The demonetization initiative of the Rs 500 and Rs1,000 denominations by the government has generated a huge amount of chatter in social media with views and counterviews.
The findings are interesting on this huge initiative with the initial comments (12 lakh of which were captured and analyzed over the first five days ) indicating a big thumbs up in social media to the initiative with 46 % positive and 19 % negative and about 35 % being interested in the topic but not expressing a view either way.
A deep dive throws up the positive comments being largely around appreciation of the massive step in the fight against black money (“surgical strike against black money” and the negatives being centered around the initial practical inconvenience. Interestingly, the day-to-day trends reflect the big initial positive applause for the initiative thereafter getting tempered by the inconvenience and then again veering strongly back to the positive appreciation of the initiative.
Netimpact Solutions, a social analytics company-cum-marketing consultancy, captured and analyzed over 12 lakh conversations around the demonetization measure between after the announcement on 8 November till 13 November (Conversations are defined as tweets, mentions, posts, comments, retweets and shares—Likes and views are excluded—see Methodology). The key themes of the conversations are elaborated below.
Massive interest and strong positivity
From the announcement on 8 November evening till 10 November night, over 7.5 Lakh comments were captured by Netimpact across social media around the change. An analysis of the comments in the first 48 hours show that 45% were positive comments, calling the measure a good initiative against curbing black money with comments like “Best move against black money” and a “surgical strike against black money”. This outnumbered the negatives by a huge ratio of 3:1 with those opposing the initiative getting questioned as to the motive behind the criticism “people with black money must be crying”.
The first 48 hours, perhaps, gives a glimpse of the positivity expressed in social media about the initiative per se before the sentiment gets impacted by the practical aspects of the changeover on the next few days. Thereafter, the positive percentage dipped marginally on Friday (11 November) to 40 % with negatives increasing as people came face to face with the practical difficulties. After a dip on Friday, on Saturday (12 November) and Sunday (13 November) the positive comments percentage again stared pushing up with them hitting 50% by Sunday.
The negatives around the practical inconvenience
The initial 48 hours saw about 15% of the overall conversations being negative with the concerns around the inconveniences and hardships of the big initiative. Interestingly, the criticisms about the intent of the initiative per se has fewer takers. The third full day of the move (11 November) saw two trends—a petering down of social comments to about a lakh a day and interestingly the negative conversations increasing (as a percentage) reflecting the impact of the initial teething troubles with statements like “queues growing larger” though positives still led slightly (40 % to 35 %). After the initial frustrations were vented by Friday and Saturday, by Sunday the negative percentage had fallen back to 20% with positives hitting 50%.

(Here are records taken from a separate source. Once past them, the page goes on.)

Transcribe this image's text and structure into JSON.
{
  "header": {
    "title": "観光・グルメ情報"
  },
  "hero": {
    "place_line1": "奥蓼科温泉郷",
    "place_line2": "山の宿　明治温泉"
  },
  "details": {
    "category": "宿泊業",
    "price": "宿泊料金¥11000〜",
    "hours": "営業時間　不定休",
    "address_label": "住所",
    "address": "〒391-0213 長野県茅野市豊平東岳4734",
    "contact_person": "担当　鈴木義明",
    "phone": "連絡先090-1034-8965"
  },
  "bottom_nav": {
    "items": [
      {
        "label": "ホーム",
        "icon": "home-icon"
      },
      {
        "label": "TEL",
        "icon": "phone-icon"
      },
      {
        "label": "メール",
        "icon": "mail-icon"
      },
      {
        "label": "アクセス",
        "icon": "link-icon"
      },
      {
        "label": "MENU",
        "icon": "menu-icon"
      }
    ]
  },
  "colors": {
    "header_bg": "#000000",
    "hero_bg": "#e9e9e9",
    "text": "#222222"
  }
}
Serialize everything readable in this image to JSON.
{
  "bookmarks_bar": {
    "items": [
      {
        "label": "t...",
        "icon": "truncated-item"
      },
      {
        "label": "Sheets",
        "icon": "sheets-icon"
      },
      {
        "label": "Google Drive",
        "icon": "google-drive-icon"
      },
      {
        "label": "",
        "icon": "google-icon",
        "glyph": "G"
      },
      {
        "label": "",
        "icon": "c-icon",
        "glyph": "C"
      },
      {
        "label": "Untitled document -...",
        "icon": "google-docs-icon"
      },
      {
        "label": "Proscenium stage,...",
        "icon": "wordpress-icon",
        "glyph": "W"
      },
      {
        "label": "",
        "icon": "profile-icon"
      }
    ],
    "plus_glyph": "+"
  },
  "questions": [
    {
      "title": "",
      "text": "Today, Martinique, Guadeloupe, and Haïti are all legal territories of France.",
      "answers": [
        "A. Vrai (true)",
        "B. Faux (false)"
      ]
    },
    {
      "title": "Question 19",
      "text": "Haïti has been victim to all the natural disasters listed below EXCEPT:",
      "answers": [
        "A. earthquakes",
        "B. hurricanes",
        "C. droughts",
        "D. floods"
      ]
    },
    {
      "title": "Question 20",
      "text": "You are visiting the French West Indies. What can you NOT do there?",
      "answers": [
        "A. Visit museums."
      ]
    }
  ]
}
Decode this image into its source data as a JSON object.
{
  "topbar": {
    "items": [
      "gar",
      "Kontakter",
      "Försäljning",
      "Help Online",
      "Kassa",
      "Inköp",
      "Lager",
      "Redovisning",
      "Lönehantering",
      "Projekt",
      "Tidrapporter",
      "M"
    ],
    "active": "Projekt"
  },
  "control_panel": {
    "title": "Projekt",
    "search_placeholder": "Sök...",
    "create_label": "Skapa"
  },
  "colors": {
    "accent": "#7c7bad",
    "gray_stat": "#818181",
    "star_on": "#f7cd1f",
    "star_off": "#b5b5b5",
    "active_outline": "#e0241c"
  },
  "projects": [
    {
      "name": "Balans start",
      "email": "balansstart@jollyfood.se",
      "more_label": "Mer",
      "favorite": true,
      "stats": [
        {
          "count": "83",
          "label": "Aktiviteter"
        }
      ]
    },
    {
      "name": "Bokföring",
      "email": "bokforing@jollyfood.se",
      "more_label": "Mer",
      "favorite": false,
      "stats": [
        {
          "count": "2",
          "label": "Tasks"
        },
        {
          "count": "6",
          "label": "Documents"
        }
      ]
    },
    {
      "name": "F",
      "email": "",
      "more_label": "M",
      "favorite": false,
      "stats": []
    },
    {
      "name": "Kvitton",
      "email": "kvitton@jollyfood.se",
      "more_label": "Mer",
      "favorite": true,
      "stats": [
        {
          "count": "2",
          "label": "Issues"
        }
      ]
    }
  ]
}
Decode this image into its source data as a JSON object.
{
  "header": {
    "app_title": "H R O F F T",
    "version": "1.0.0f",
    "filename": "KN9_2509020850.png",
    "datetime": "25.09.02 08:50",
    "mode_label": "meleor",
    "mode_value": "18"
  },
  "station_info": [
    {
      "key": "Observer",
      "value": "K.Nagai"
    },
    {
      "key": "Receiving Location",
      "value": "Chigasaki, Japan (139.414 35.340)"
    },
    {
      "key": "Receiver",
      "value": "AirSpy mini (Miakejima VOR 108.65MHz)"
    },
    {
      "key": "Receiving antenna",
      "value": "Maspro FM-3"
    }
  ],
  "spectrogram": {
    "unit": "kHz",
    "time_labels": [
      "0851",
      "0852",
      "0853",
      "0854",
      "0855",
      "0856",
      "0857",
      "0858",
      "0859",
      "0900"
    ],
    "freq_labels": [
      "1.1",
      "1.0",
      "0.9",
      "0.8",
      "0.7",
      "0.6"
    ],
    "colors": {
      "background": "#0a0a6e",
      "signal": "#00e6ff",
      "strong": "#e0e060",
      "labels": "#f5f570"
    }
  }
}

Trending back up after the initial difficulties
As mentioned earlier, the initial 48 hours saw the positives out number the negative comments by a factor of 3:1 (45% to 15 %). With the practical inconveniences creeping in the ration of the positive to negative comments reduced to 40% to 35 % on Friday (11 November).
After the initial teething troubles led frustrations peaked on Friday the ratio of the positive to negative again by Sunday (13 November) was going back to the original level with a strong support of the measure coming to the fore (50 % positives compared to 20 % negatives and 30 % showing keen interest in the measure but not explicitly taking a side).
Clubbing the initial days together shows a clear heads up in social to the initiative—close to the halfway mark. It will be interesting to see how the broad support for the larger move plays out against the practical short term pain of the change over process.
The number of conversations have been arrived at with the following methodology and NetImpact’s proprietary techniques:
1. Volume of conversations: 12 lakh plus
2. Time frame taken: 8-13 November, 2016
3. Conversations are defined as tweets, mentions, posts, comments, retweets and shares.
4. Conversations measured are those that could be captured by various tools and packages and NetImpact’s proprietary techniques. These are not exhaustive but strongly directional given the numbers captured.
These conversations are the ones that had a mention directly or indirectly to the topic.
Rahul Saighal is MD, Netimpact Solutions.